2020 was the year of functionality. 2021 is the year of user experience, according to Howard Givner, founder and executive director of Event Leadership Institute (ELI). This prediction came during a webinar hosted by ELI, “State of the Event Industry 2021.” Attended by more than 1,500 event industry professionals, Givner shared more than 25 predictions for the meetings and events industry.
In addition to Givner’s insights on the future, he shared what he believes meetings professionals should set their sights on—and what they should look out for.
Hybrid Events and In-person Unpredictability
Givner has a misgiving about the initial return to in-person events: unpredictability of attendance. “I think you’re going to see attendees wanting to wait until the last minute to register; they’re going to wait to book travel; and of the people you do register, you may get a lot more no-shows than we are used to.”
He thinks the counterbalance could be increased attention to virtual events. “There’s a ton of money being put into virtual events platforms,” Givner says. He referenced Hopin, a virtual venue platform that raised $100 million over the last two months, to show just how much confidence there is in the future of virtual meetings.
Such funding should significantly increase the production value of the virtual event landscape. “It’s really going to make a big difference in terms of what the user experience is,” he says.
And with this should also come a different experience for the at-home attendee. “When you look at hybrid events, the remote audiences are going to start to get unique, exclusive content that the in-person attendees are not getting. This is where a lot of hybrid events fell short in the past,” Givner says.
He used sporting events to underscore his point: Post-game interviews and highlights are seen by at-home audiences and not by live attendees, giving a totally different and immersive experience the live audience can’t get. Meeting professionals, he says, should ask what they can borrow from this to make their virtual experiences something special and different, too.
The Flipping of Hybrid Events

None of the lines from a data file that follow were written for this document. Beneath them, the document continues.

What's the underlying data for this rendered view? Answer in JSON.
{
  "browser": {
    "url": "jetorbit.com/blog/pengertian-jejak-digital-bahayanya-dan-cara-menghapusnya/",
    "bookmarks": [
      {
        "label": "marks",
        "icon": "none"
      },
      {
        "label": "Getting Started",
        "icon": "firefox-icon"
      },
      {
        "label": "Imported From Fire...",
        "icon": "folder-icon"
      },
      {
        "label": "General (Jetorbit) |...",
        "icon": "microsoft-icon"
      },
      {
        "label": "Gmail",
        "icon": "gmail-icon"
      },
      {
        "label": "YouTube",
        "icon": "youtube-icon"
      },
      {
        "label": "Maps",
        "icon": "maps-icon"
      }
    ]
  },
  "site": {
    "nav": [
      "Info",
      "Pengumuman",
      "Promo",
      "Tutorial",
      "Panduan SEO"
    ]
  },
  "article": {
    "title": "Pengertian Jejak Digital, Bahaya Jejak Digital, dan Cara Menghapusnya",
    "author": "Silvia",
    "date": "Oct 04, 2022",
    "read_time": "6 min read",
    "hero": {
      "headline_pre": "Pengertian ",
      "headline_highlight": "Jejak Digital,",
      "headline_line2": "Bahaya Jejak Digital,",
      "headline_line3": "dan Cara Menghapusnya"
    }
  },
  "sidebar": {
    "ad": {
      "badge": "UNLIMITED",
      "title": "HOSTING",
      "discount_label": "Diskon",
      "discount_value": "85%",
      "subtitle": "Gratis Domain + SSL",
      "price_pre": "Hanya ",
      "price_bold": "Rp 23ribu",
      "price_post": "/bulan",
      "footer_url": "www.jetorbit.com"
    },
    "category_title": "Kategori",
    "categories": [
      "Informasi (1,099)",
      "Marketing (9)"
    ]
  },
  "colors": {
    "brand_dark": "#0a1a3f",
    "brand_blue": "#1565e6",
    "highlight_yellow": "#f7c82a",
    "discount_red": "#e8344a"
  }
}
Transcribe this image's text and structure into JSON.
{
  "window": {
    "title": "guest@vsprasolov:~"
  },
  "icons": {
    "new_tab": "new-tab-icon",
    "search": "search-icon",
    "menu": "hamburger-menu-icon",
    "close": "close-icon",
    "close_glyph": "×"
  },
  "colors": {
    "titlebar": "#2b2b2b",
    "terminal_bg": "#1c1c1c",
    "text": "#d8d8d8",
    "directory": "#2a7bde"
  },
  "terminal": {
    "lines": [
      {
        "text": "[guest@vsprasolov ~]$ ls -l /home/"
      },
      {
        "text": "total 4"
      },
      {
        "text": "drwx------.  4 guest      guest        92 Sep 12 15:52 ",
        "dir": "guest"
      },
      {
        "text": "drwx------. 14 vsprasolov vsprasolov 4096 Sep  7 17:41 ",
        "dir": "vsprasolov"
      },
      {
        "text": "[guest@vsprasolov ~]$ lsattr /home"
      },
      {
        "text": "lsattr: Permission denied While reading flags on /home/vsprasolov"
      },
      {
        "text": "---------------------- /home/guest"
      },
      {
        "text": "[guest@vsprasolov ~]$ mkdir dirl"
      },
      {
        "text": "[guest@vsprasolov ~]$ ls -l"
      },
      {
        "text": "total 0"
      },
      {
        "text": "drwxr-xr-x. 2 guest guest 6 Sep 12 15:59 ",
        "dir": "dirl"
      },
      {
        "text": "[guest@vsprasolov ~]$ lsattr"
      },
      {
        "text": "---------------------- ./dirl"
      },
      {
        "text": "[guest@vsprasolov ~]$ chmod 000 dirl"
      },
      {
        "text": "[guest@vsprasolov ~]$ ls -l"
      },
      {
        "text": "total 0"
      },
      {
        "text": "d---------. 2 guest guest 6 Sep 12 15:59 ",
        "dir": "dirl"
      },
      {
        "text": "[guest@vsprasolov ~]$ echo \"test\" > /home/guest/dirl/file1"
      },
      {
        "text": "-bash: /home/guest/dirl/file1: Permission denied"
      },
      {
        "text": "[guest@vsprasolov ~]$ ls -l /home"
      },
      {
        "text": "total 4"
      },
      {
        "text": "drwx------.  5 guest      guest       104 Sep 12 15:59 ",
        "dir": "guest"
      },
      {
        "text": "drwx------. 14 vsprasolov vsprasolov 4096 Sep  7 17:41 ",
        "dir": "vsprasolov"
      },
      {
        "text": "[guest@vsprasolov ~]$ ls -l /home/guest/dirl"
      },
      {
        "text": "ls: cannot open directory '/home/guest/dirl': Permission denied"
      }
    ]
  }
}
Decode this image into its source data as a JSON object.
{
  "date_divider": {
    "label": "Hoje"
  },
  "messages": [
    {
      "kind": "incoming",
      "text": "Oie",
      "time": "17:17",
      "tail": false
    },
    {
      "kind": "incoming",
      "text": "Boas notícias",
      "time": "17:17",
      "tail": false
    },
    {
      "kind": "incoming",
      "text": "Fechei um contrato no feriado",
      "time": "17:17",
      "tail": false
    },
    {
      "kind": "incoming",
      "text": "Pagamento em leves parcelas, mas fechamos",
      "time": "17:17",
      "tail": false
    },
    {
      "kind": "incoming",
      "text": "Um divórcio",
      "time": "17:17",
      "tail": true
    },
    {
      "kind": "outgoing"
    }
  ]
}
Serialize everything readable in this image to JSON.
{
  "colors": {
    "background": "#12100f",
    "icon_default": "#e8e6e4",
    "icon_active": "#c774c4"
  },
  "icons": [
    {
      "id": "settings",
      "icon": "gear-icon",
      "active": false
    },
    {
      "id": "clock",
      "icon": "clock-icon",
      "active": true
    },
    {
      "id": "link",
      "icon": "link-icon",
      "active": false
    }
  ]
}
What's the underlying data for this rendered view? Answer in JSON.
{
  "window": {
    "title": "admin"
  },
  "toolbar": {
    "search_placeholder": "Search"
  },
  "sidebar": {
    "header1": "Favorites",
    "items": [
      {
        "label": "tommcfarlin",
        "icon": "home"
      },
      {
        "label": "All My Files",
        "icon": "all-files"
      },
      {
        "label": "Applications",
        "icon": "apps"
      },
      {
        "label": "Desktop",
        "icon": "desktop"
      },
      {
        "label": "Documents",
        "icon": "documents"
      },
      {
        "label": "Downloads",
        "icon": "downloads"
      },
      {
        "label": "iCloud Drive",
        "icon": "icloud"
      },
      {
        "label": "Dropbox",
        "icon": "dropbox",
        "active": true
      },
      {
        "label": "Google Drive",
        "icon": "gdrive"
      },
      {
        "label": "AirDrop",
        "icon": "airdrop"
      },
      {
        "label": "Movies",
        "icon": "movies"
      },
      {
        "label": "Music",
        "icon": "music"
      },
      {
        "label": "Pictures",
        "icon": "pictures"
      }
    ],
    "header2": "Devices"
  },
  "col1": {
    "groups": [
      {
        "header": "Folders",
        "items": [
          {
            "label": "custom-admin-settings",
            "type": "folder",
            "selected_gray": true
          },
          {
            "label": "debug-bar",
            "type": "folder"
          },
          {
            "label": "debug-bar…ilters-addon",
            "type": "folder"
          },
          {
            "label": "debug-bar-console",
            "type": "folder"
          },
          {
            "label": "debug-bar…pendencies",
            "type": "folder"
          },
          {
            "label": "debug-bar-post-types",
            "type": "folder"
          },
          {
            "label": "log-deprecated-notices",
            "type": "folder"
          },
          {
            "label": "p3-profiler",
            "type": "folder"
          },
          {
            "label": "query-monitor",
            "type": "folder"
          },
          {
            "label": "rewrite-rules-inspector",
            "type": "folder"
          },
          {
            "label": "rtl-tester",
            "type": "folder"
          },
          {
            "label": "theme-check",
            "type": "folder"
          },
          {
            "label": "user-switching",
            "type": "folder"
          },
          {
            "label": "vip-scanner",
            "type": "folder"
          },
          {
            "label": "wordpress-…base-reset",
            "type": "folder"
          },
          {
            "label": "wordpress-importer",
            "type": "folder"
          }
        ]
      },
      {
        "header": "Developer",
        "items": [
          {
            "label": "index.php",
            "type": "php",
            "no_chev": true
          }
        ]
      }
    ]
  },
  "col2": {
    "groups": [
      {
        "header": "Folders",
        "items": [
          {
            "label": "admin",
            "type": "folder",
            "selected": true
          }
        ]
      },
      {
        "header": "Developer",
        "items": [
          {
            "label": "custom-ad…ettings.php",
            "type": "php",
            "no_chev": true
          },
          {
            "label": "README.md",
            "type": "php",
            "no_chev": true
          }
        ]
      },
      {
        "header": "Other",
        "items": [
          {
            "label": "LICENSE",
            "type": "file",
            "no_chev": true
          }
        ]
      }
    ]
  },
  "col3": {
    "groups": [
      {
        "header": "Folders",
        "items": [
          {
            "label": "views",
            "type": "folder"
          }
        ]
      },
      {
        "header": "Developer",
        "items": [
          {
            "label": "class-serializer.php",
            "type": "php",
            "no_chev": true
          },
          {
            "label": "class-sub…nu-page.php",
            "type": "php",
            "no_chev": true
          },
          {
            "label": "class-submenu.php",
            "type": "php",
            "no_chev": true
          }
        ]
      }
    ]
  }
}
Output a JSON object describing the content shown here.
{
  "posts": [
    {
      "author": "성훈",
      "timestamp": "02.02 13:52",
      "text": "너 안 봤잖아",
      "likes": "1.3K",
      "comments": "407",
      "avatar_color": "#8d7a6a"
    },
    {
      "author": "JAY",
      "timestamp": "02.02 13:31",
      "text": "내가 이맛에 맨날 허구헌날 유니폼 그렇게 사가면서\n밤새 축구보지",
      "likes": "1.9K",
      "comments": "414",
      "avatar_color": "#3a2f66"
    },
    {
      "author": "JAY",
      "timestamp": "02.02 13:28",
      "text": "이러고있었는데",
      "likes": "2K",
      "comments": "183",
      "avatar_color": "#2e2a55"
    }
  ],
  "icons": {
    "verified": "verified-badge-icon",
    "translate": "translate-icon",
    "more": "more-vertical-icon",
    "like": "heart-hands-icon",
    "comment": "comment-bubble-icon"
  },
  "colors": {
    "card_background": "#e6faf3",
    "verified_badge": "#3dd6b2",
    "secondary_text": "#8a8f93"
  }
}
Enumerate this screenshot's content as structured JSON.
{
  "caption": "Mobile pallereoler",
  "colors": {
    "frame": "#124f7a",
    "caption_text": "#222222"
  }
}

“Hybrid event planning is going to be flipped,” Givner predicts. Meaning what exactly? Long story short, it was traditionally the case that meeting in person was at the center of event planning, and cameras and virtual attendance were afterthoughts. “Moving forward, I think we’re going to start with the virtual event first, as the base.” This could mean that cancellations, COVID-related or otherwise, will be less likely. Once everything subsides, the in-person component may become the add-on.
Givner admits to having mixed feelings about the current shift in room setups. “I appreciate organizations trying to make this work, but just because you can do it doesn’t mean you should do it,” he says. Spreading out as far as we can to be socially distanced “isn’t really even that effective,” according to Givner.
“What not enough people are talking about is venue economics,” he says—in other words, allowing 100 people in a room designed for 1,000. That decrease in people often translates to a decrease in revenue. While it may work for the time being, Givner questions its sustainability.
Virtual as a Marketing Opportunity
For organizations whose primary revenue source is not the event but its products, going virtual is an incredible marketing opportunity, Givner says, but what’s needed is a shift of mindset from viewing your event as a revenue source to that of a marketing vehicle.
As an example, he cites a Microsoft event in 2019 that was held in person (at $2,400 a head) and had 6,000 attendees. Microsoft’s events lean toward its products, so the more eyes, the better. In 2020, when this same Microsoft event went virtual, it garnered attendance of 197,000 people—but entry was free. As the focus was less on generating revenue, the company reaped a huge spike in potential customers.
A Strong Demand for In-person Meetings
Despite the many positives of going virtual or hybrid, many planners—and clients—still can’t wait to be face to face again, as evidenced by another participant in EIC’s webinar, Eric Altschul, CEO of Global Services, a subsidiary of the recently assembled Etherio Group, a meeting, event and incentive provider.
While Altschul is certain his organization will keep events hybrid, he and his team are trying to figure out the best way to execute. “There are a number of trends that are going to stay with us, even as the pandemic passes. The most obvious is ensuring in-person meetings have a hybrid component. However, what is less obvious are the ways in which we will incorporate those who aren’t in person into the meeting, so they are able to connect with their colleagues,” says Altschul.
Altschul says Etherio’s 2021 has already started strong, with “incredibly strong demand” from many of its clients who are asking a return to in-person or hybrid meetings for later this year and early 2022, an auspicious sign.
Altschul believes we’ll also see more domestic incentive trips and a strong return to incentive travel in late 2022. “We are seeing a trend of senior leadership teams looking to reconnect, and the best, safest way they can do that is through takeovers of small, exclusive hotels and resorts,” he says.